**WHAT THE TASK REQUIRES**
For each entry, output its words exactly and leave any picture behind.

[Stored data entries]
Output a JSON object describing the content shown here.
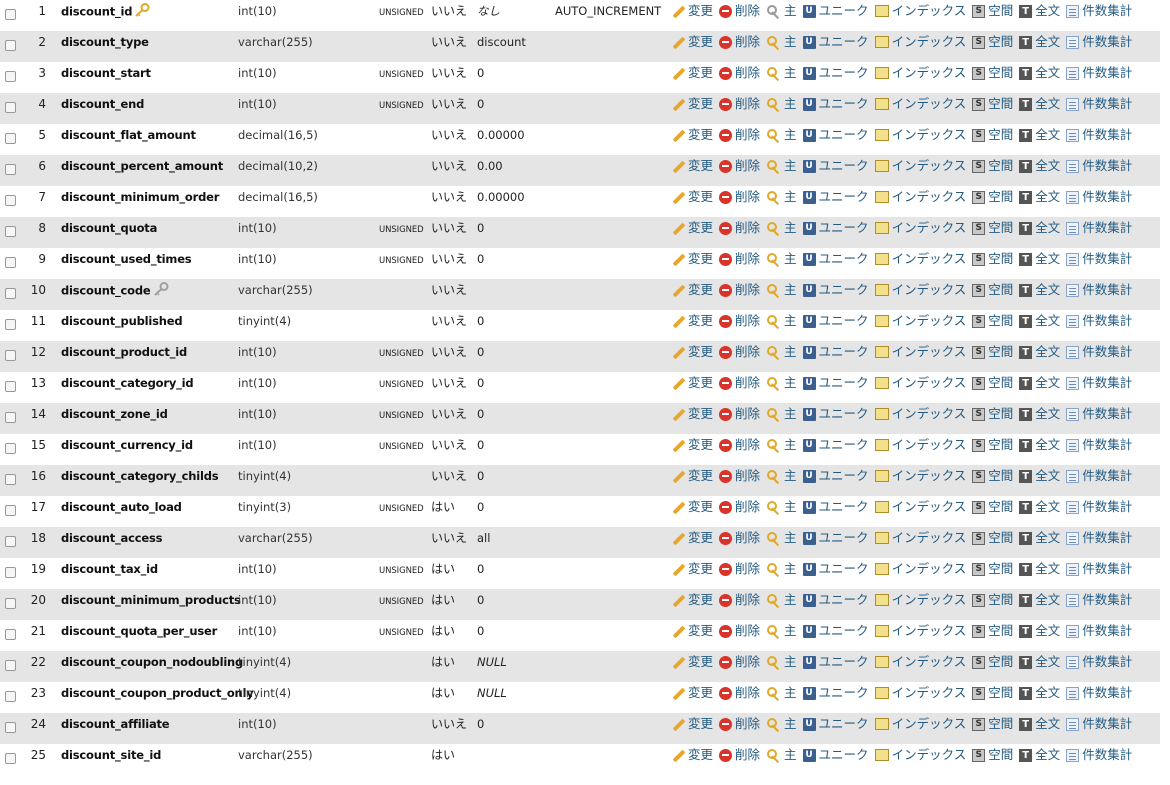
{
  "actions": {
    "edit": "変更",
    "drop": "削除",
    "primary": "主",
    "unique": "ユニーク",
    "index": "インデックス",
    "spatial": "空間",
    "fulltext": "全文",
    "count": "件数集計"
  },
  "icons": {
    "edit": "pencil-icon",
    "drop": "delete-icon",
    "primary": "key-icon",
    "unique": "unique-icon",
    "index": "index-icon",
    "spatial": "spatial-icon",
    "fulltext": "fulltext-icon",
    "count": "count-icon"
  },
  "colors": {
    "row_alt": "#e5e5e5",
    "link": "#235a81"
  },
  "rows": [
    {
      "num": "1",
      "name": "discount_id",
      "key": "primary",
      "type": "int(10)",
      "attr": "UNSIGNED",
      "null": "いいえ",
      "default": "なし",
      "default_italic": true,
      "extra": "AUTO_INCREMENT"
    },
    {
      "num": "2",
      "name": "discount_type",
      "key": "",
      "type": "varchar(255)",
      "attr": "",
      "null": "いいえ",
      "default": "discount",
      "default_italic": false,
      "extra": ""
    },
    {
      "num": "3",
      "name": "discount_start",
      "key": "",
      "type": "int(10)",
      "attr": "UNSIGNED",
      "null": "いいえ",
      "default": "0",
      "default_italic": false,
      "extra": ""
    },
    {
      "num": "4",
      "name": "discount_end",
      "key": "",
      "type": "int(10)",
      "attr": "UNSIGNED",
      "null": "いいえ",
      "default": "0",
      "default_italic": false,
      "extra": ""
    },
    {
      "num": "5",
      "name": "discount_flat_amount",
      "key": "",
      "type": "decimal(16,5)",
      "attr": "",
      "null": "いいえ",
      "default": "0.00000",
      "default_italic": false,
      "extra": ""
    },
    {
      "num": "6",
      "name": "discount_percent_amount",
      "key": "",
      "type": "decimal(10,2)",
      "attr": "",
      "null": "いいえ",
      "default": "0.00",
      "default_italic": false,
      "extra": ""
    },
    {
      "num": "7",
      "name": "discount_minimum_order",
      "key": "",
      "type": "decimal(16,5)",
      "attr": "",
      "null": "いいえ",
      "default": "0.00000",
      "default_italic": false,
      "extra": ""
    },
    {
      "num": "8",
      "name": "discount_quota",
      "key": "",
      "type": "int(10)",
      "attr": "UNSIGNED",
      "null": "いいえ",
      "default": "0",
      "default_italic": false,
      "extra": ""
    },
    {
      "num": "9",
      "name": "discount_used_times",
      "key": "",
      "type": "int(10)",
      "attr": "UNSIGNED",
      "null": "いいえ",
      "default": "0",
      "default_italic": false,
      "extra": ""
    },
    {
      "num": "10",
      "name": "discount_code",
      "key": "index",
      "type": "varchar(255)",
      "attr": "",
      "null": "いいえ",
      "default": "",
      "default_italic": false,
      "extra": ""
    },
    {
      "num": "11",
      "name": "discount_published",
      "key": "",
      "type": "tinyint(4)",
      "attr": "",
      "null": "いいえ",
      "default": "0",
      "default_italic": false,
      "extra": ""
    },
    {
      "num": "12",
      "name": "discount_product_id",
      "key": "",
      "type": "int(10)",
      "attr": "UNSIGNED",
      "null": "いいえ",
      "default": "0",
      "default_italic": false,
      "extra": ""
    },
    {
      "num": "13",
      "name": "discount_category_id",
      "key": "",
      "type": "int(10)",
      "attr": "UNSIGNED",
      "null": "いいえ",
      "default": "0",
      "default_italic": false,
      "extra": ""
    },
    {
      "num": "14",
      "name": "discount_zone_id",
      "key": "",
      "type": "int(10)",
      "attr": "UNSIGNED",
      "null": "いいえ",
      "default": "0",
      "default_italic": false,
      "extra": ""
    },
    {
      "num": "15",
      "name": "discount_currency_id",
      "key": "",
      "type": "int(10)",
      "attr": "UNSIGNED",
      "null": "いいえ",
      "default": "0",
      "default_italic": false,
      "extra": ""
    },
    {
      "num": "16",
      "name": "discount_category_childs",
      "key": "",
      "type": "tinyint(4)",
      "attr": "",
      "null": "いいえ",
      "default": "0",
      "default_italic": false,
      "extra": ""
    },
    {
      "num": "17",
      "name": "discount_auto_load",
      "key": "",
      "type": "tinyint(3)",
      "attr": "UNSIGNED",
      "null": "はい",
      "default": "0",
      "default_italic": false,
      "extra": ""
    },
    {
      "num": "18",
      "name": "discount_access",
      "key": "",
      "type": "varchar(255)",
      "attr": "",
      "null": "いいえ",
      "default": "all",
      "default_italic": false,
      "extra": ""
    },
    {
      "num": "19",
      "name": "discount_tax_id",
      "key": "",
      "type": "int(10)",
      "attr": "UNSIGNED",
      "null": "はい",
      "default": "0",
      "default_italic": false,
      "extra": ""
    },
    {
      "num": "20",
      "name": "discount_minimum_products",
      "key": "",
      "type": "int(10)",
      "attr": "UNSIGNED",
      "null": "はい",
      "default": "0",
      "default_italic": false,
      "extra": ""
    },
    {
      "num": "21",
      "name": "discount_quota_per_user",
      "key": "",
      "type": "int(10)",
      "attr": "UNSIGNED",
      "null": "はい",
      "default": "0",
      "default_italic": false,
      "extra": ""
    },
    {
      "num": "22",
      "name": "discount_coupon_nodoubling",
      "key": "",
      "type": "tinyint(4)",
      "attr": "",
      "null": "はい",
      "default": "NULL",
      "default_italic": true,
      "extra": ""
    },
    {
      "num": "23",
      "name": "discount_coupon_product_only",
      "key": "",
      "type": "tinyint(4)",
      "attr": "",
      "null": "はい",
      "default": "NULL",
      "default_italic": true,
      "extra": ""
    },
    {
      "num": "24",
      "name": "discount_affiliate",
      "key": "",
      "type": "int(10)",
      "attr": "",
      "null": "いいえ",
      "default": "0",
      "default_italic": false,
      "extra": ""
    },
    {
      "num": "25",
      "name": "discount_site_id",
      "key": "",
      "type": "varchar(255)",
      "attr": "",
      "null": "はい",
      "default": "",
      "default_italic": false,
      "extra": ""
    }
  ]
}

**RESULT OF THE TASK**
Output a JSON object describing the content shown here.
{
  "actions": {
    "edit": "変更",
    "drop": "削除",
    "primary": "主",
    "unique": "ユニーク",
    "index": "インデックス",
    "spatial": "空間",
    "fulltext": "全文",
    "count": "件数集計"
  },
  "icons": {
    "edit": "pencil-icon",
    "drop": "delete-icon",
    "primary": "key-icon",
    "unique": "unique-icon",
    "index": "index-icon",
    "spatial": "spatial-icon",
    "fulltext": "fulltext-icon",
    "count": "count-icon"
  },
  "colors": {
    "row_alt": "#e5e5e5",
    "link": "#235a81"
  },
  "rows": [
    {
      "num": "1",
      "name": "discount_id",
      "key": "primary",
      "type": "int(10)",
      "attr": "UNSIGNED",
      "null": "いいえ",
      "default": "なし",
      "default_italic": true,
      "extra": "AUTO_INCREMENT"
    },
    {
      "num": "2",
      "name": "discount_type",
      "key": "",
      "type": "varchar(255)",
      "attr": "",
      "null": "いいえ",
      "default": "discount",
      "default_italic": false,
      "extra": ""
    },
    {
      "num": "3",
      "name": "discount_start",
      "key": "",
      "type": "int(10)",
      "attr": "UNSIGNED",
      "null": "いいえ",
      "default": "0",
      "default_italic": false,
      "extra": ""
    },
    {
      "num": "4",
      "name": "discount_end",
      "key": "",
      "type": "int(10)",
      "attr": "UNSIGNED",
      "null": "いいえ",
      "default": "0",
      "default_italic": false,
      "extra": ""
    },
    {
      "num": "5",
      "name": "discount_flat_amount",
      "key": "",
      "type": "decimal(16,5)",
      "attr": "",
      "null": "いいえ",
      "default": "0.00000",
      "default_italic": false,
      "extra": ""
    },
    {
      "num": "6",
      "name": "discount_percent_amount",
      "key": "",
      "type": "decimal(10,2)",
      "attr": "",
      "null": "いいえ",
      "default": "0.00",
      "default_italic": false,
      "extra": ""
    },
    {
      "num": "7",
      "name": "discount_minimum_order",
      "key": "",
      "type": "decimal(16,5)",
      "attr": "",
      "null": "いいえ",
      "default": "0.00000",
      "default_italic": false,
      "extra": ""
    },
    {
      "num": "8",
      "name": "discount_quota",
      "key": "",
      "type": "int(10)",
      "attr": "UNSIGNED",
      "null": "いいえ",
      "default": "0",
      "default_italic": false,
      "extra": ""
    },
    {
      "num": "9",
      "name": "discount_used_times",
      "key": "",
      "type": "int(10)",
      "attr": "UNSIGNED",
      "null": "いいえ",
      "default": "0",
      "default_italic": false,
      "extra": ""
    },
    {
      "num": "10",
      "name": "discount_code",
      "key": "index",
      "type": "varchar(255)",
      "attr": "",
      "null": "いいえ",
      "default": "",
      "default_italic": false,
      "extra": ""
    },
    {
      "num": "11",
      "name": "discount_published",
      "key": "",
      "type": "tinyint(4)",
      "attr": "",
      "null": "いいえ",
      "default": "0",
      "default_italic": false,
      "extra": ""
    },
    {
      "num": "12",
      "name": "discount_product_id",
      "key": "",
      "type": "int(10)",
      "attr": "UNSIGNED",
      "null": "いいえ",
      "default": "0",
      "default_italic": false,
      "extra": ""
    },
    {
      "num": "13",
      "name": "discount_category_id",
      "key": "",
      "type": "int(10)",
      "attr": "UNSIGNED",
      "null": "いいえ",
      "default": "0",
      "default_italic": false,
      "extra": ""
    },
    {
      "num": "14",
      "name": "discount_zone_id",
      "key": "",
      "type": "int(10)",
      "attr": "UNSIGNED",
      "null": "いいえ",
      "default": "0",
      "default_italic": false,
      "extra": ""
    },
    {
      "num": "15",
      "name": "discount_currency_id",
      "key": "",
      "type": "int(10)",
      "attr": "UNSIGNED",
      "null": "いいえ",
      "default": "0",
      "default_italic": false,
      "extra": ""
    },
    {
      "num": "16",
      "name": "discount_category_childs",
      "key": "",
      "type": "tinyint(4)",
      "attr": "",
      "null": "いいえ",
      "default": "0",
      "default_italic": false,
      "extra": ""
    },
    {
      "num": "17",
      "name": "discount_auto_load",
      "key": "",
      "type": "tinyint(3)",
      "attr": "UNSIGNED",
      "null": "はい",
      "default": "0",
      "default_italic": false,
      "extra": ""
    },
    {
      "num": "18",
      "name": "discount_access",
      "key": "",
      "type": "varchar(255)",
      "attr": "",
      "null": "いいえ",
      "default": "all",
      "default_italic": false,
      "extra": ""
    },
    {
      "num": "19",
      "name": "discount_tax_id",
      "key": "",
      "type": "int(10)",
      "attr": "UNSIGNED",
      "null": "はい",
      "default": "0",
      "default_italic": false,
      "extra": ""
    },
    {
      "num": "20",
      "name": "discount_minimum_products",
      "key": "",
      "type": "int(10)",
      "attr": "UNSIGNED",
      "null": "はい",
      "default": "0",
      "default_italic": false,
      "extra": ""
    },
    {
      "num": "21",
      "name": "discount_quota_per_user",
      "key": "",
      "type": "int(10)",
      "attr": "UNSIGNED",
      "null": "はい",
      "default": "0",
      "default_italic": false,
      "extra": ""
    },
    {
      "num": "22",
      "name": "discount_coupon_nodoubling",
      "key": "",
      "type": "tinyint(4)",
      "attr": "",
      "null": "はい",
      "default": "NULL",
      "default_italic": true,
      "extra": ""
    },
    {
      "num": "23",
      "name": "discount_coupon_product_only",
      "key": "",
      "type": "tinyint(4)",
      "attr": "",
      "null": "はい",
      "default": "NULL",
      "default_italic": true,
      "extra": ""
    },
    {
      "num": "24",
      "name": "discount_affiliate",
      "key": "",
      "type": "int(10)",
      "attr": "",
      "null": "いいえ",
      "default": "0",
      "default_italic": false,
      "extra": ""
    },
    {
      "num": "25",
      "name": "discount_site_id",
      "key": "",
      "type": "varchar(255)",
      "attr": "",
      "null": "はい",
      "default": "",
      "default_italic": false,
      "extra": ""
    }
  ]
}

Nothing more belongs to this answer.